Photo of a squad carDoes racial profiling exist? Why did the Chicago Police Department stop and frisk people more than 250,000 times yet that quarter of a million stops led to no arrests?

How do everyday encounters with the police affect community members’ attitudes toward police officers? Did underlying systemic issues exist in Ferguson, Mo., before the shooting of Michael Brown and the demonstrations by activists and angry protests?

Do police need military-style equipment and body cameras? Do citizens have a say in how they are policed?

Ed Yohnka, director of communications and public policy for the American Civil Liberties Union of Illinois, will explore these thought-provoking issues during a presentation at NIU on racial profiling and community policing.

The event begins at 7:30 p.m. Thursday, April 9, in the Lincoln Room in the Holmes Student Center. Free parking in the Visitors Lot is available beginning at 7 p.m.

Yohnka, who participated in a panel discussion at NIU last semester, is knowledgeable about the pros and cons of body cameras, a growing trend in police departments.

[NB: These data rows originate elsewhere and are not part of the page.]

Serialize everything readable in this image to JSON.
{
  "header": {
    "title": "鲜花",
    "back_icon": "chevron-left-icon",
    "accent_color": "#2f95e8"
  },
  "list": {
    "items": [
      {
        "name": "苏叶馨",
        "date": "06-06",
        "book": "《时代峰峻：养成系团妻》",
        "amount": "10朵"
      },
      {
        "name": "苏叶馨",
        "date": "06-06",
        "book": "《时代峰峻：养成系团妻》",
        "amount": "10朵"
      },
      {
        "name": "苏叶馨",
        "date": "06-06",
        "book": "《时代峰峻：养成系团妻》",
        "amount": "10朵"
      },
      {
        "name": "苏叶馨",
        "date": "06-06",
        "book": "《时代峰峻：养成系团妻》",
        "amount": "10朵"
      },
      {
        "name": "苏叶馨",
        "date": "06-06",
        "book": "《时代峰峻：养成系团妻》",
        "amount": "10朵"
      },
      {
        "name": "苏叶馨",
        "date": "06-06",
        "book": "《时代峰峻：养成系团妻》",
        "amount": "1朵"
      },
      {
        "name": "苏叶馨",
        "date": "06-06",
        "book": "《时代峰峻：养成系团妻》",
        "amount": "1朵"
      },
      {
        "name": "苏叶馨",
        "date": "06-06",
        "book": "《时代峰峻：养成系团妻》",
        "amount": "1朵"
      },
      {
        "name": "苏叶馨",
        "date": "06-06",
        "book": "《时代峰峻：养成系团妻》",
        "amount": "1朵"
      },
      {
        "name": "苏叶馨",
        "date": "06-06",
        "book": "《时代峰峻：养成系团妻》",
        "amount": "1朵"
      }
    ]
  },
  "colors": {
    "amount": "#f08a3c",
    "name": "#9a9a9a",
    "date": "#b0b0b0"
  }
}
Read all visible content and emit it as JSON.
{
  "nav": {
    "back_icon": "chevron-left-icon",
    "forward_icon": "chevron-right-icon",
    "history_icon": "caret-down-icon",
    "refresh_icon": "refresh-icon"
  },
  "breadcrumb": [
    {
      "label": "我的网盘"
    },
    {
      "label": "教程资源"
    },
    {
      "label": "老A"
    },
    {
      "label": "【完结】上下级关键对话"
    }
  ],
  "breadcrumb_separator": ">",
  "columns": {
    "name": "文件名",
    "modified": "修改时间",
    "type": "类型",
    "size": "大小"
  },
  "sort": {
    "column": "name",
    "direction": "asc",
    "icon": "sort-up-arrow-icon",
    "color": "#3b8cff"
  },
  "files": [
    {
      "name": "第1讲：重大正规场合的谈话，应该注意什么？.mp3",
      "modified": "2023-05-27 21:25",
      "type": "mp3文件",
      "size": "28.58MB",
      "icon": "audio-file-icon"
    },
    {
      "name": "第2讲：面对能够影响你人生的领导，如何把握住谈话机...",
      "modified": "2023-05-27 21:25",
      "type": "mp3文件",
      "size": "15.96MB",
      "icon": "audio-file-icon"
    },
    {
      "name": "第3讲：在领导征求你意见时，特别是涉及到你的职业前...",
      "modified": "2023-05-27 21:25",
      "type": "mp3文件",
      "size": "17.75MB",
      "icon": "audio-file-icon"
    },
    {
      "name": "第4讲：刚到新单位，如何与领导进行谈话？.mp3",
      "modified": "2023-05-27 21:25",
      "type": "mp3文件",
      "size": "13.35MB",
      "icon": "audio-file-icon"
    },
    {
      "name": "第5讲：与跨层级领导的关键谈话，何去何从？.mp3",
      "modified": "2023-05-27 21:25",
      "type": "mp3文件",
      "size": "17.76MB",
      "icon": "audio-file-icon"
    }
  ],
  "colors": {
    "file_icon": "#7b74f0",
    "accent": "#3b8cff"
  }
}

His return to NIU comes on the heels of a report released by the ACLU which found that Chicago surpassed New York City in the number of people stopped and frisked, with practices that often failed to meet constitutional standards. The new report also suggests that the police subject blacks in Chicago to stops at disproportional rates yet they are less likely to be carrying illegal items.

This free presentation is sponsored by the NIU Presidential Commission on the Status of Minorities and the League of Women Voters of DeKalb County.

For more information, call (815) 753-1527 or email [email protected].